209039 HIV prevention for non gay-identified men who have sex with men in Mumbai, India

Monday, November 9, 2009: 4:30 PM

Paige Passano, MPH , Bixby Center for Population, Health, and Sustainability, School of Public Health, University of California Berkeley, Berkeley, CA
Background: A street intervention for males who have sex with males (MSM) funded by USAID was conducted by Population Services International (PSI) Mumbai from 2004-2006 to prevent STIs/HIV among homosexual and bisexual men. Baseline surveys were conducted at two PSI sites to gather data on population size, partner type, and risk behaviors. Methods: Trained field researchers screened 2, 152 men in Mumbai's main red-light district (Kamathipura) using time-location sampling. Men were screened regardless of appearance/mannerisms. Findings: In Kamathipura, 440 of the 2,152 men screened (20.4%) reported oral or anal sex with a male in the past 12 months, as did 350 men out of 1085 (32.3%) at Cotton Green truck stop. Despite strong societal disapproval of homosexuality, a surprising frequency and openness about same-sex behavior was observed in both locations. Over 75% of MSM surveyed reported concurrent sex with females in the past 12 months. Condom and lubricant use varied according to access, partner type, and sexual position. Conclusions: Straight-acting MSM who lack contact with gay social networks are likely to be overlooked or misclassified by MSM community-based organizations and mainstream HIV prevention agencies. Rather than focus on sexual identity, the intervention strategy pioneered by PSI focused on self-protection - regardless of type of sex (oral, anal, vaginal) or choice of partners (male, female or transgender). All agencies working with high-risk males could benefit from sensitization and field-based training on how to deliver safer sex messages to MSM (and their male & female partners) within their intervention areas.

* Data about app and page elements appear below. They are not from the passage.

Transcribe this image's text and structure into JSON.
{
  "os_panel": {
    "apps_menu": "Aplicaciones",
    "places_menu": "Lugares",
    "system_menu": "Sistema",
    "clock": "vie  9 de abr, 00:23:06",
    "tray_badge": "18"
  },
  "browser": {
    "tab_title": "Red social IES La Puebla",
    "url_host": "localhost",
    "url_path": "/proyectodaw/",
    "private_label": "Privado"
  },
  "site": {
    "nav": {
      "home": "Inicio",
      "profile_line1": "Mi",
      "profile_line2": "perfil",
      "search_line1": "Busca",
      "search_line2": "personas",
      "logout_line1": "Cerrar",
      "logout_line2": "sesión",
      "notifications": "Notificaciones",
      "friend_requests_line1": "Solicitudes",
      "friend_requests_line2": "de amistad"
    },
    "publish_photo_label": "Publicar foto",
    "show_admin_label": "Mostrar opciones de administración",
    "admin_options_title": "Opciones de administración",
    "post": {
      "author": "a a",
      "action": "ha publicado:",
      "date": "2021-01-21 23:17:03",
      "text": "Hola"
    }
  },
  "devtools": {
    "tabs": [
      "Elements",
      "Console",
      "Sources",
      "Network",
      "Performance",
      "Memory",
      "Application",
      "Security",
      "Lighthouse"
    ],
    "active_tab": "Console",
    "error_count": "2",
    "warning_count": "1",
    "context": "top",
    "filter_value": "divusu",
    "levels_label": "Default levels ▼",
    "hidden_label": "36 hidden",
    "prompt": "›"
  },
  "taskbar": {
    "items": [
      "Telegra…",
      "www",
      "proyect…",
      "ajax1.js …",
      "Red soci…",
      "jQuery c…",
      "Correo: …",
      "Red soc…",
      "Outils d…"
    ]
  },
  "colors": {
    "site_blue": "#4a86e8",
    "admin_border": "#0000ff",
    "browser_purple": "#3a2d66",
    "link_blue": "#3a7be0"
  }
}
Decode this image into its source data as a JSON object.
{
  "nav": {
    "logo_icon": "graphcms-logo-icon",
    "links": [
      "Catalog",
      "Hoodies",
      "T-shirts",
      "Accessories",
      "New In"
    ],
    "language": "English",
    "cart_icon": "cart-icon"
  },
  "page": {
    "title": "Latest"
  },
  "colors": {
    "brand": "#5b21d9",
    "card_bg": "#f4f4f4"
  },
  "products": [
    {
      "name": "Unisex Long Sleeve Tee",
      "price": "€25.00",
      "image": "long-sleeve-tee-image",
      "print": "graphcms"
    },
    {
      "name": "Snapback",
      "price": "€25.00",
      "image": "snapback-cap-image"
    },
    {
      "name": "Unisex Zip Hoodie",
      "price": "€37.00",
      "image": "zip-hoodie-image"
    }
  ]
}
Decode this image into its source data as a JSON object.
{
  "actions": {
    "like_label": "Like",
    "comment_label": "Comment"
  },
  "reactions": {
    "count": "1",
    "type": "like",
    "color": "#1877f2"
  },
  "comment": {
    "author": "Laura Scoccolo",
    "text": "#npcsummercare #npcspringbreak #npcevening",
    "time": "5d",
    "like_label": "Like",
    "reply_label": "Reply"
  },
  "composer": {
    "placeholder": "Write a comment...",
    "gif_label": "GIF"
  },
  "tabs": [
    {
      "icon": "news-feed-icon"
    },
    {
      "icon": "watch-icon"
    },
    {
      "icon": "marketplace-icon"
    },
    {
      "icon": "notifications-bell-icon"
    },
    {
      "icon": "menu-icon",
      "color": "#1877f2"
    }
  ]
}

Learning Objectives:
1. Discuss challenges of reaching non-gay identified MSM with appropriate messages in the context of HIV /STI prevention intervention aimed more generally at high risk males. 2. Name one reason that gay community-based organization might overlook non-gay identified MSM, and one reason why mainstream HIV prevention agencies might also fair to reach this group with appropriate interventions. 3. What types of training are required to prepare the HIV prevention agencies to address the needs of MSM among the populations they currently serve?

Keywords: HIV Interventions, Gay Men

Presenting author's disclosure statement:

Qualified on the content I am responsible for because: I designed and managed this this initiative while working for Populations Services International from 2004-2007
Any relevant financial relationships? No

I agree to comply with the American Public Health Association Conflict of Interest and Commercial Support Guidelines, and to disclose to the participants any off-label or experimental uses of a commercial product or service discussed in my presentation.